* **Assignment**
Return the records below in full. Keep every word exact and skip the images.

----------

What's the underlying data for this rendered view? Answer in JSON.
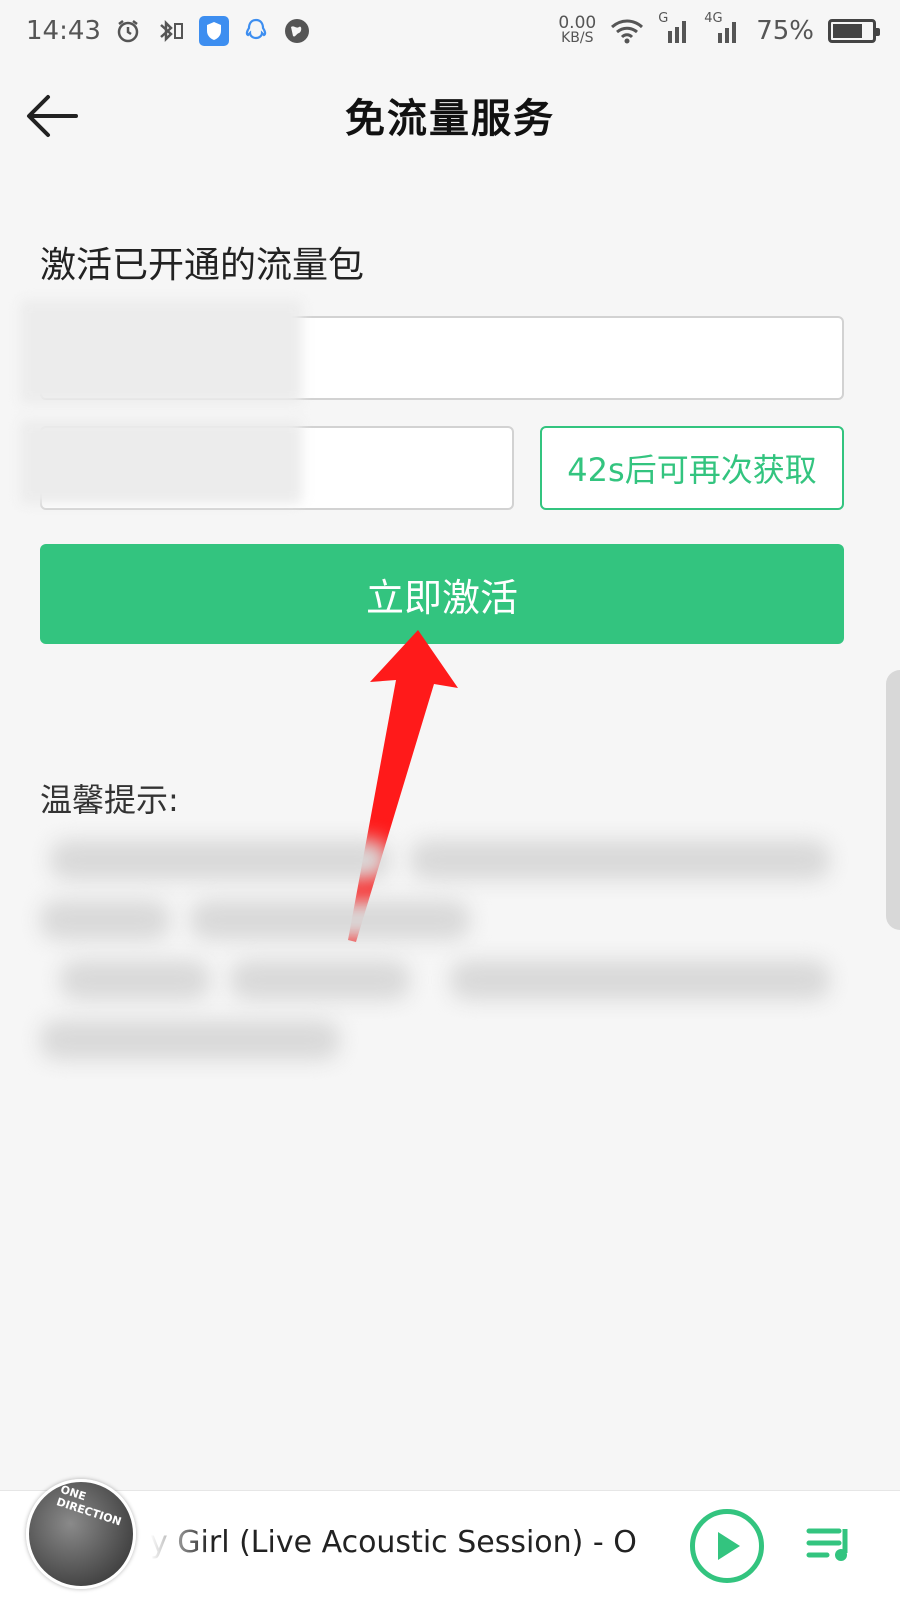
{
  "status_bar": {
    "time": "14:43",
    "net_speed_value": "0.00",
    "net_speed_unit": "KB/S",
    "signal_labels": [
      "G",
      "4G"
    ],
    "battery": "75%",
    "battery_level": 0.75,
    "icons": [
      "alarm-icon",
      "bluetooth-icon",
      "shield-icon",
      "qq-icon",
      "globe-icon",
      "wifi-icon",
      "signal-icon",
      "battery-icon"
    ]
  },
  "header": {
    "title": "免流量服务",
    "back_icon": "arrow-left-icon"
  },
  "form": {
    "section_title": "激活已开通的流量包",
    "phone_value": "",
    "code_value": "",
    "resend_label": "42s后可再次获取",
    "activate_label": "立即激活"
  },
  "tips": {
    "title": "温馨提示:"
  },
  "player": {
    "song_title": "y  Girl (Live  Acoustic  Session) - O",
    "album_text": "ONE DIRECTION",
    "play_icon": "play-icon",
    "playlist_icon": "playlist-icon"
  },
  "colors": {
    "accent": "#33c47f",
    "background": "#f6f6f6",
    "arrow": "#ff1a1a"
  }
}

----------

* **Response to the task**
What's the underlying data for this rendered view? Answer in JSON.
{
  "status_bar": {
    "time": "14:43",
    "net_speed_value": "0.00",
    "net_speed_unit": "KB/S",
    "signal_labels": [
      "G",
      "4G"
    ],
    "battery": "75%",
    "battery_level": 0.75,
    "icons": [
      "alarm-icon",
      "bluetooth-icon",
      "shield-icon",
      "qq-icon",
      "globe-icon",
      "wifi-icon",
      "signal-icon",
      "battery-icon"
    ]
  },
  "header": {
    "title": "免流量服务",
    "back_icon": "arrow-left-icon"
  },
  "form": {
    "section_title": "激活已开通的流量包",
    "phone_value": "",
    "code_value": "",
    "resend_label": "42s后可再次获取",
    "activate_label": "立即激活"
  },
  "tips": {
    "title": "温馨提示:"
  },
  "player": {
    "song_title": "y  Girl (Live  Acoustic  Session) - O",
    "album_text": "ONE DIRECTION",
    "play_icon": "play-icon",
    "playlist_icon": "playlist-icon"
  },
  "colors": {
    "accent": "#33c47f",
    "background": "#f6f6f6",
    "arrow": "#ff1a1a"
  }
}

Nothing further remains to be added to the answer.